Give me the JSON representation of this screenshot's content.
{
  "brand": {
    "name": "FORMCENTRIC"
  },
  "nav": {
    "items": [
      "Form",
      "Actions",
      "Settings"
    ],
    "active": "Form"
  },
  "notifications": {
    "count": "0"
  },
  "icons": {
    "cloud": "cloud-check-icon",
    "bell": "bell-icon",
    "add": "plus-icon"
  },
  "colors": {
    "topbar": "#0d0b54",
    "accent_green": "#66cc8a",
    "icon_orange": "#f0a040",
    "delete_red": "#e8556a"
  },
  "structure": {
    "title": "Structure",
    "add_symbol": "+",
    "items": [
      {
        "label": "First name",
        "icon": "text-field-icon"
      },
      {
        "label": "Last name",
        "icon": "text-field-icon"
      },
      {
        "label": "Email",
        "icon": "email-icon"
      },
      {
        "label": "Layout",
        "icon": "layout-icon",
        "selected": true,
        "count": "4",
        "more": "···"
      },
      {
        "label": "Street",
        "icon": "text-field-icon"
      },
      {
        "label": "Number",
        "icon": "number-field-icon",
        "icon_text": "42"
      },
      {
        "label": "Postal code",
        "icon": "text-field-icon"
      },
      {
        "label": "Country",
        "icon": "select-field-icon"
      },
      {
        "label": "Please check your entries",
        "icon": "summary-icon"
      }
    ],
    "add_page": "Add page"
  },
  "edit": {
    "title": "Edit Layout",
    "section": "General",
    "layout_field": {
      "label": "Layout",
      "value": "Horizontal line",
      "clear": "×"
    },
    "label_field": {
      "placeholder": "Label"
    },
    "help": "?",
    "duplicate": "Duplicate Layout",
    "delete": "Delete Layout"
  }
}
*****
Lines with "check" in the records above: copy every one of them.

* Written answer
    "cloud": "cloud-check-icon",
        "label": "Please check your entries",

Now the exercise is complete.